◆ **Exercise instructions**:
In the records below, find each line with "position" and copy it.

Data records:
________________
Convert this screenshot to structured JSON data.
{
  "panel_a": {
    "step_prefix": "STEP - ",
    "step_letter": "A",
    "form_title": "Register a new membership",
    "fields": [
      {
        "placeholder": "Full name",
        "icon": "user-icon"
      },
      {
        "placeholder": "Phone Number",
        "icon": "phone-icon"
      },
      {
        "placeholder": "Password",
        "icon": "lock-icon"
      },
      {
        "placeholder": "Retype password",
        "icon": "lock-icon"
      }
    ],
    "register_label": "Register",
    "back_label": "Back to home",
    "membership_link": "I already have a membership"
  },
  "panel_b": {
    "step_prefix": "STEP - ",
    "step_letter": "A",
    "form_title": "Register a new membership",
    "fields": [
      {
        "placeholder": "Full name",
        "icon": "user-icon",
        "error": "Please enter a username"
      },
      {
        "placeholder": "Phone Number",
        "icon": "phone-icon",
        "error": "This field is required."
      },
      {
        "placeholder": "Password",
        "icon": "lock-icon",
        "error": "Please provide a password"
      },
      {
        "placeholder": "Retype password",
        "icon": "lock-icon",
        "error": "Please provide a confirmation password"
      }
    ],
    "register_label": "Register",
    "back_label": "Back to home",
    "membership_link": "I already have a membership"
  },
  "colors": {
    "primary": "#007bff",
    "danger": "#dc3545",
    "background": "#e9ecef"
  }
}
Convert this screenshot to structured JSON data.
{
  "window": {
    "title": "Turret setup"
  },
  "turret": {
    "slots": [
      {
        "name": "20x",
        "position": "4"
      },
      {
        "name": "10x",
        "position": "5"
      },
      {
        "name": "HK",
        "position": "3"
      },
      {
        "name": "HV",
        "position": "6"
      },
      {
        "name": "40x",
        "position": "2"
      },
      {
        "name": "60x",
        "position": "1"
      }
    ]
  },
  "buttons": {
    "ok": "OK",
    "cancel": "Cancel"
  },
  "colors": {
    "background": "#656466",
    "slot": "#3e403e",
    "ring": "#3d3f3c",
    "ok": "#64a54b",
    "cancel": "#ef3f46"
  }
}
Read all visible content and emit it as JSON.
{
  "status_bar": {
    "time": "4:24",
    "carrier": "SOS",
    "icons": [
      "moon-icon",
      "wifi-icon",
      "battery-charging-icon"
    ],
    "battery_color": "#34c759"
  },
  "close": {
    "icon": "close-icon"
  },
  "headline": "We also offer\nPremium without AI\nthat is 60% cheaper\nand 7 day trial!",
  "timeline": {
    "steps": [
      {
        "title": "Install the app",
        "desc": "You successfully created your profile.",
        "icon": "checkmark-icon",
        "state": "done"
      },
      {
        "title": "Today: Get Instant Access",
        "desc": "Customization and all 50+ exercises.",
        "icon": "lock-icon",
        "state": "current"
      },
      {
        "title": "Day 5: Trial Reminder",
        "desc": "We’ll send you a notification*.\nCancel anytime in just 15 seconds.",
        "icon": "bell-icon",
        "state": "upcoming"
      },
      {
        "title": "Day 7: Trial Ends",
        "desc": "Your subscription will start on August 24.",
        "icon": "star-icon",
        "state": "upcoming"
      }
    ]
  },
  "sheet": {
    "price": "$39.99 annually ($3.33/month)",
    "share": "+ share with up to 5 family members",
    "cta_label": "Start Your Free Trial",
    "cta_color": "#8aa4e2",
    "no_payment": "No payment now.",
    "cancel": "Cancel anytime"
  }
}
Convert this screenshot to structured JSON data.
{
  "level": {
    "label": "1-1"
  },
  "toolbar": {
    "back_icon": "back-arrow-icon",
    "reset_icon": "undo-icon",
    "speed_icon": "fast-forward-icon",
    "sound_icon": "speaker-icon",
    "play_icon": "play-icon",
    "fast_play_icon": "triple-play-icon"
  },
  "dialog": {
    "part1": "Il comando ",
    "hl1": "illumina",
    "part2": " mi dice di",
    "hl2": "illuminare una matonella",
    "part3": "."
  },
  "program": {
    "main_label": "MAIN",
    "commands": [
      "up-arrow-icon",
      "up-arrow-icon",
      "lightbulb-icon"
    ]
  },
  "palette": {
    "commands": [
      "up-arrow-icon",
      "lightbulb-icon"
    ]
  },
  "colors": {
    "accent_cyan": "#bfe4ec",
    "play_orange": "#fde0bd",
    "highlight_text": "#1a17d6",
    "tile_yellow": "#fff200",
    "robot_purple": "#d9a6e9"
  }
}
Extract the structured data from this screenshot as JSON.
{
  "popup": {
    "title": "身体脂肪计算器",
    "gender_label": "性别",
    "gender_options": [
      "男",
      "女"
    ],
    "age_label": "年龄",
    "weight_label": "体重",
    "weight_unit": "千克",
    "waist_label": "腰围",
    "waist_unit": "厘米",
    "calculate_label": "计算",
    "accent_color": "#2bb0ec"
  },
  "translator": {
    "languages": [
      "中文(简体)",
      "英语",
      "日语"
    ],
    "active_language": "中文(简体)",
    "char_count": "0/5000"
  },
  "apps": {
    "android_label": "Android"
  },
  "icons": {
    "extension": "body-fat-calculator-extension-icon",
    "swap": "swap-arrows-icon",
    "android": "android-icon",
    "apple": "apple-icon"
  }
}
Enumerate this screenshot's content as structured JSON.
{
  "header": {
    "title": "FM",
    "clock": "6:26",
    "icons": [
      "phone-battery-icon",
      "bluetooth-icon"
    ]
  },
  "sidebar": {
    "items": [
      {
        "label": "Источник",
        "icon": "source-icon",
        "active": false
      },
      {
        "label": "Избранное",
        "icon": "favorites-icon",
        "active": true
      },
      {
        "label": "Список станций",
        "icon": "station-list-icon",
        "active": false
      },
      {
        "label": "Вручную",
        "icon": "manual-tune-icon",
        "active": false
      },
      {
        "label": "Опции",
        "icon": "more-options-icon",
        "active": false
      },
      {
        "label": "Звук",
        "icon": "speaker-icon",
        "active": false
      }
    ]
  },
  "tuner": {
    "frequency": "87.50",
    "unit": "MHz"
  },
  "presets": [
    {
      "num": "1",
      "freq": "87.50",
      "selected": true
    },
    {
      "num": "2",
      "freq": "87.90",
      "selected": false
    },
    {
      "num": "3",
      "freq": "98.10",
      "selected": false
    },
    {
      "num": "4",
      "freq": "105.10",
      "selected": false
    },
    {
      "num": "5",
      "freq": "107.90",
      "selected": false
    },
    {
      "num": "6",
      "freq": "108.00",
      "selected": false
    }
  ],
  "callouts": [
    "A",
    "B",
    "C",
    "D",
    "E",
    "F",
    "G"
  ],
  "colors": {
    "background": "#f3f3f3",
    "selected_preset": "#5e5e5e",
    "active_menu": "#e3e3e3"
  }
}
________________
◆ **Your response**:
        "position": "4"
        "position": "5"
        "position": "3"
        "position": "6"
        "position": "2"
        "position": "1"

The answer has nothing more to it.